A Broke-Ass Guide to Beating the Heatwave
It’s going to be hot. Hot, like up to 100+ degrees in Concord kind of hot. For those out there without the luxury of air conditioning, heat like that can be miserable and debilitating for you and your pets.
The best, and cheapest, ways to avoid getting sick from the heat are really quite simple.
Strip! Get down to as little clothing as possible. Take off any tight or unnecessary clothing and especially shoes and shoes if at all possible. Dig out the flip-flops even if your toes are jacked — when it’s this kind of hot, nobody gives a shit about your feet. If you’re home and won’t traumatize small children, have yourself an underwear day.
Stay hydrated! Keep a bottle of water on you at all times and drink more water than you normally would. Alternate between water and beverages with electrolytes, and don’t shy from a little salt with your meals. Unfortunately, caffeine and alcohol can dehydrate you — avoid them as much as possible through the hottest part of the day and reward yourself with a beer once it cools down.
Shower! Forget water conservation for just these couple of days and jump in for a cool shower as often as you need.
Keep cool! If home, close all the windows and doors and darken up the joint right now! Keep as much cool inside and heat outside as you possibly can. Open things back up once the air starts to move and it’s cooler outdoors than it is indoors, and then repeat cycle for Thursday morning. Turn on every fan you can find! Use damp washcloths or paper towels to put around your neck and bust out the spray bottle if you have one.
Keep your pets safe! Skip the walk over the next two days if you can. High temperatures can burn their paws on asphalt or concrete and they are just as susceptible to heat-related illness as you are. Use the shower, fans, and paper towel tricks for your four-legged friends and keep their water bowls full — adding ice cubes to their water can help quite a bit.Heatwave image courtesy of Shutterstock
If needed, find your local cooling center.
The Concord Senior Center at 2727 Parkside Circle opens as a cooling center when temperatures rise above 100 degrees. The center will be open from 9 a.m. to 7 p.m. Wednesday and from 9 a.m. to 5 p.m. Thursday.
Additional cooling centers are offered throughout Contra Costa County and can be found through the county’s updated resource list.
Check out the local community pools, which often open up for free swim during heatwaves, or look into spray parks in your neighborhood. Do some mall window shopping and hijack their air conditioning for the day or if you have $20 bucks, hit up the movie theater for a couple hours of relief.
The risk of heat-related illness increases with age but younger folks, especially athletes, may also be vulnerable. It’s important to understand the symptoms so that you can recognize it in yourself and others and seek medical care if necessary.
Heat cramps are usually brought on by working or exercising in a hot environment and result in painful muscle cramps that can occur hours after the activity. Excessive sweating and replacement with just water can add to the risk. In this case, sodium is your friend, as are electrolytes. There are tons of electrolyte products out there that promise super human endurance but good old fashioned Pedialyte can help set you straight.

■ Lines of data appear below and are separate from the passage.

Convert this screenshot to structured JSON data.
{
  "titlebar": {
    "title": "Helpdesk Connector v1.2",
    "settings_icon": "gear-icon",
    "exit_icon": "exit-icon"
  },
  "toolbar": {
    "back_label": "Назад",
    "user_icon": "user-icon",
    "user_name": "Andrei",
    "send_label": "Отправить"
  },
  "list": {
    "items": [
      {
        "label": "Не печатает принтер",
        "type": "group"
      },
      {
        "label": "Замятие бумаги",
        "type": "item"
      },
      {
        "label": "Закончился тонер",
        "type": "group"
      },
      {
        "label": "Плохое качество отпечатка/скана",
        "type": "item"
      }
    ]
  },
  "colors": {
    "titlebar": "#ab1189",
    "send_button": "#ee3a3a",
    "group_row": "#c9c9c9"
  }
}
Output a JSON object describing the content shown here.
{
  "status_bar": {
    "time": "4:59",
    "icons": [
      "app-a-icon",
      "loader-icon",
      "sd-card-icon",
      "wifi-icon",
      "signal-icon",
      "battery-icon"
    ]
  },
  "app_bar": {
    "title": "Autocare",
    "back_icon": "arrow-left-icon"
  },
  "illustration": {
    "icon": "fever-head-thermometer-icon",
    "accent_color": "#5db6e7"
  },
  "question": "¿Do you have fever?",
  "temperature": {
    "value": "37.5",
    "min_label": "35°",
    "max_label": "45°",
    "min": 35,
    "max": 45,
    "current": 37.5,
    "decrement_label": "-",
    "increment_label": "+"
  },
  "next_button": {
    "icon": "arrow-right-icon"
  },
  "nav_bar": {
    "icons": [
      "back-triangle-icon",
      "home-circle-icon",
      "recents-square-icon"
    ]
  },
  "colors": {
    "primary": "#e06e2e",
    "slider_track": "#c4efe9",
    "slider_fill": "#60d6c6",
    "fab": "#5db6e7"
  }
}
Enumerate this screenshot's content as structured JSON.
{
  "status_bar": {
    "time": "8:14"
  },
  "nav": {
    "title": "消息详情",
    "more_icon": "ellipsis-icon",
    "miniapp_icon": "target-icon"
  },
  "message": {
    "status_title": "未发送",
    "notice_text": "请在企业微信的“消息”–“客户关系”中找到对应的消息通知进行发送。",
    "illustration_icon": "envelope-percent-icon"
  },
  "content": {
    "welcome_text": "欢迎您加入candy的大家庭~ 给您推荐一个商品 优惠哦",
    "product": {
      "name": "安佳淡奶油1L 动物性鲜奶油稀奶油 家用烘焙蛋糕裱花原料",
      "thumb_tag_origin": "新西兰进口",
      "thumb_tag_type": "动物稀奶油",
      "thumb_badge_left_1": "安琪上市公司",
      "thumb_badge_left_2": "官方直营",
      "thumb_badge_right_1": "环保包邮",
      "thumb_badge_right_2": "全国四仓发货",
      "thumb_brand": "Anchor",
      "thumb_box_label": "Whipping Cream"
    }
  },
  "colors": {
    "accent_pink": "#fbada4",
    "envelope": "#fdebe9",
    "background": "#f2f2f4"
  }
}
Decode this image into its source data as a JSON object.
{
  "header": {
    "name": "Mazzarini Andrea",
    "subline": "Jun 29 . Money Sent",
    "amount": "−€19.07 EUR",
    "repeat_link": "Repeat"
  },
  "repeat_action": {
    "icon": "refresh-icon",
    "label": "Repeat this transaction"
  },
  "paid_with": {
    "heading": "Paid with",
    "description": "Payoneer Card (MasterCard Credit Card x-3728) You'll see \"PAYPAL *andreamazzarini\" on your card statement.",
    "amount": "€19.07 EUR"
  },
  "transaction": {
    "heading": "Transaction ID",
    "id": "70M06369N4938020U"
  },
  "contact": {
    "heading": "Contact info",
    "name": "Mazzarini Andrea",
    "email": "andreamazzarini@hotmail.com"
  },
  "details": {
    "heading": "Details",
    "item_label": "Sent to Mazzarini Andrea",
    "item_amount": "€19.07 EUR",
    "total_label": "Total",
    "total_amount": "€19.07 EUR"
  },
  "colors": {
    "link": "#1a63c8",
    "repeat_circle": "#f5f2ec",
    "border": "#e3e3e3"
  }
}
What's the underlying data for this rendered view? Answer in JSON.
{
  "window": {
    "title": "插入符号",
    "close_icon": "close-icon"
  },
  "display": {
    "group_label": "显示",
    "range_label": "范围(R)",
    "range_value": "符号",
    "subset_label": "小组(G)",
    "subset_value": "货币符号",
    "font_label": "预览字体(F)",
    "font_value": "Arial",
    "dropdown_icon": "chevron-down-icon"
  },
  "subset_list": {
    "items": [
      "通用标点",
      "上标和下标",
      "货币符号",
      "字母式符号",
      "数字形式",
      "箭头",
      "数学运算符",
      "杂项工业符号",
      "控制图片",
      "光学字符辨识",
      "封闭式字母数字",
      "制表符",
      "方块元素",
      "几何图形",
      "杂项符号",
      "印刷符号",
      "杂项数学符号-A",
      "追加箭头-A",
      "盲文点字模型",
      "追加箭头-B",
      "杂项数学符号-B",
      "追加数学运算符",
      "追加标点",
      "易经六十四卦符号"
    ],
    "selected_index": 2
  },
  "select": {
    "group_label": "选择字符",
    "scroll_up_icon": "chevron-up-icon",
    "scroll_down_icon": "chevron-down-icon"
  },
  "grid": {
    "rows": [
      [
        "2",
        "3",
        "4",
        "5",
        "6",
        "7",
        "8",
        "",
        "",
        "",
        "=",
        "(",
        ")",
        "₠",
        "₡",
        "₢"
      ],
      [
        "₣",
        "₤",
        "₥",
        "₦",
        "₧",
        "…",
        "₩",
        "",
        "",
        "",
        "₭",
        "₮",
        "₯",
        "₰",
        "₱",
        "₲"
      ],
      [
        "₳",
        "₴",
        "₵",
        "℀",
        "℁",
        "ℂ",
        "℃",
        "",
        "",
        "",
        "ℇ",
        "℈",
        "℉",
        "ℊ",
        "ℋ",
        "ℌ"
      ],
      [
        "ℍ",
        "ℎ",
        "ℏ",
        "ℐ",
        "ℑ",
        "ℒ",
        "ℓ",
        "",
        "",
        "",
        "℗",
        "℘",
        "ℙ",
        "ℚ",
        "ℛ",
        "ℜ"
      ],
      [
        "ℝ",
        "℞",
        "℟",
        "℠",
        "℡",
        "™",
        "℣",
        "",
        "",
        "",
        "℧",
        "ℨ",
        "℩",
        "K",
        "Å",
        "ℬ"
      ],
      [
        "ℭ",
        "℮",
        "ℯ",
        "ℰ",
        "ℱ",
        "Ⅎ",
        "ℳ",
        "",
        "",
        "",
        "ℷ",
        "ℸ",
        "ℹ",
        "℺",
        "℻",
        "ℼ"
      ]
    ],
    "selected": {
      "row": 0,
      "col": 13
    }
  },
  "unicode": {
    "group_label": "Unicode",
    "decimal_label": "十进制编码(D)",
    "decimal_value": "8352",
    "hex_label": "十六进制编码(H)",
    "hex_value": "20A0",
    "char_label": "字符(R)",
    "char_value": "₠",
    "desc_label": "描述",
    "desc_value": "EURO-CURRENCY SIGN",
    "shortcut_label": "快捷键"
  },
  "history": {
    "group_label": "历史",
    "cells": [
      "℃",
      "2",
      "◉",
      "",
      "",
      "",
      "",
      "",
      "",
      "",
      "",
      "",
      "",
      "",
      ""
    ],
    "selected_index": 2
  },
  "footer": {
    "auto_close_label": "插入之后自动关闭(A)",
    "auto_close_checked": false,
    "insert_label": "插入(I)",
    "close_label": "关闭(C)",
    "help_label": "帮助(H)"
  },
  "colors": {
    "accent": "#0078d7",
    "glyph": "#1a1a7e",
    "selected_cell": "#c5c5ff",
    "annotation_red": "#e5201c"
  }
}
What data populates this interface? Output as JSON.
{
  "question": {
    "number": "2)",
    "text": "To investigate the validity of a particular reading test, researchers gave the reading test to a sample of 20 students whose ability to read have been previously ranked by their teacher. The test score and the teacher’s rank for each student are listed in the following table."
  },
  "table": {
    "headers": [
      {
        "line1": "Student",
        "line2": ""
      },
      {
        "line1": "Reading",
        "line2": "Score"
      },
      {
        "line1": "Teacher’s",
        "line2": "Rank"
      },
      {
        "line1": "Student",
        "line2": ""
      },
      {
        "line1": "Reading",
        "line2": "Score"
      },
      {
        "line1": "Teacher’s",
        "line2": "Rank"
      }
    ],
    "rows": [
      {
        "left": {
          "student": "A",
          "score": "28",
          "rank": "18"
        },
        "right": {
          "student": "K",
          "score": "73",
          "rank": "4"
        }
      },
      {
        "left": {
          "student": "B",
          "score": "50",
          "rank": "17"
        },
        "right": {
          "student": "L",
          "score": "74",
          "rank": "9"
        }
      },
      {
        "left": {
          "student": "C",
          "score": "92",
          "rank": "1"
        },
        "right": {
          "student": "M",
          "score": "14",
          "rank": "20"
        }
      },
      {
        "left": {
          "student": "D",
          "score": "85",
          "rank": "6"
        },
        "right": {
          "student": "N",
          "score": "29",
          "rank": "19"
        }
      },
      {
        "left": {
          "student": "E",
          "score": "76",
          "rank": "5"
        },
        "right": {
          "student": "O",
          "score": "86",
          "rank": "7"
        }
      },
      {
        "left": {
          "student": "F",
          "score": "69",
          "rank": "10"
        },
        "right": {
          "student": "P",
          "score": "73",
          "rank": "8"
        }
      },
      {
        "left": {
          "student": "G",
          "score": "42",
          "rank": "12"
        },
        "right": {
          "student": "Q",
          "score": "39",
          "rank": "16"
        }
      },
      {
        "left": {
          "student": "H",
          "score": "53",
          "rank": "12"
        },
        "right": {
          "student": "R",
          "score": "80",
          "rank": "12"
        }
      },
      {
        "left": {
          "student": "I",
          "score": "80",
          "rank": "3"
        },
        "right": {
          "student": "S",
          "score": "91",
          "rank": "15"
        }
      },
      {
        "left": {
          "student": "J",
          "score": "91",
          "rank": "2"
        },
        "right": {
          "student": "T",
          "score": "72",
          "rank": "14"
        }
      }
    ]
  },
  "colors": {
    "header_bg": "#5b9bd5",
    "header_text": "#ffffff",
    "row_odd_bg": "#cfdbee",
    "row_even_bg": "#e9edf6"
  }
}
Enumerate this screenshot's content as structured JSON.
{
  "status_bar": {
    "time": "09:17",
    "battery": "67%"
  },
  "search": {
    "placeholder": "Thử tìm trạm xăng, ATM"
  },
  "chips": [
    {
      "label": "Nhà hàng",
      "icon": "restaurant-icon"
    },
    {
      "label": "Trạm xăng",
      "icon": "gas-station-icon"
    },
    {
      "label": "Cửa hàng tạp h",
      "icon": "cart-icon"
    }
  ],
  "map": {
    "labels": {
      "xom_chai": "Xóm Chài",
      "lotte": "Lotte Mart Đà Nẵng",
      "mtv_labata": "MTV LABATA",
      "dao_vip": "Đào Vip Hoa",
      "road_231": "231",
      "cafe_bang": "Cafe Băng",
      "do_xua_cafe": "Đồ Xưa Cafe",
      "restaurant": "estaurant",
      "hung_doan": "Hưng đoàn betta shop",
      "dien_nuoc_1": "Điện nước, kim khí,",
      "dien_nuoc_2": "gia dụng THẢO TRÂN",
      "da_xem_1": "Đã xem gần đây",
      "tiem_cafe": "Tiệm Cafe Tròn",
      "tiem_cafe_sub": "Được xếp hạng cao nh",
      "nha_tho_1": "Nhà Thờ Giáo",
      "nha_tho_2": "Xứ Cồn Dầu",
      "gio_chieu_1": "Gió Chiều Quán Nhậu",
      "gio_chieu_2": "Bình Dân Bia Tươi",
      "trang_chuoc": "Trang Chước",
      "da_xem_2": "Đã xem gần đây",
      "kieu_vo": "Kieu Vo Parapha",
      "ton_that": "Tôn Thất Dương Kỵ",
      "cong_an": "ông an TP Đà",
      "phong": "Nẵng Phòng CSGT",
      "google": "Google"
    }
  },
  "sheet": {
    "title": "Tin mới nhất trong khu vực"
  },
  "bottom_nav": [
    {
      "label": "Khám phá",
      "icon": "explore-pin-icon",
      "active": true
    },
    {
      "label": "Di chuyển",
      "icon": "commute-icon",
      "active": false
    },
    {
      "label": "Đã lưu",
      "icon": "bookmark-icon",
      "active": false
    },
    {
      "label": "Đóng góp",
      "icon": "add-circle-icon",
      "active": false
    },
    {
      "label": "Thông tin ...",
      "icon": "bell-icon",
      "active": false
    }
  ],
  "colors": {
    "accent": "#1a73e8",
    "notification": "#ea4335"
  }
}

Heat exhaustion is heat stroke’s less harmful but still dangerous baby brother. It’s obviously induced by exposure to high temperatures and often associated with dehydration of either water or salt in your system, caused by excessive sweating. Symptoms can include: confusion, dark-colored urine, dizziness, fainting, fatigue, headache, cramps, nausea, vomiting, diarrhea, pale skin, profuse sweating and rapid heartbeat. If left untreated, heat exhaustion can progress to heat stroke, which absolutely requires medical care. Don’t let it get there if you can avoid it.
Heat stroke is nothing to toy with. The illness, which often progresses from the lesser heat-related illnesses above, can cause mess with your nervous system, cause brain damage, put you into a coma or kill you if untreated. Keeping your core body temperature under 104 degrees is key to avoiding heat stroke, so do that any way you can. Seriously. Symptoms to watch for include: fainting; throbbing headache; dizziness and light-headedness; lack of sweating; red, hot and dry skin; muscle weakness or cramps; nausea and vomiting; rapid heartbeat; rapid, shallow breathing; confusion, disorientation or staggering; seizures and unconsciousness.
Go to the hospital, even if you do not have insurance, if you think you are experiencing heat stroke and call your local county advice nurse if you have questions.
You can reach an advice nurse for Contra Costa Health Services 24 hours a day, seven days at week at 1-877-661-6230, option 1. In Alameda County, advice nurses are available at 1-888-433-1876.
In dealing with heat-related illness, remember it’s better to be safe than sorry.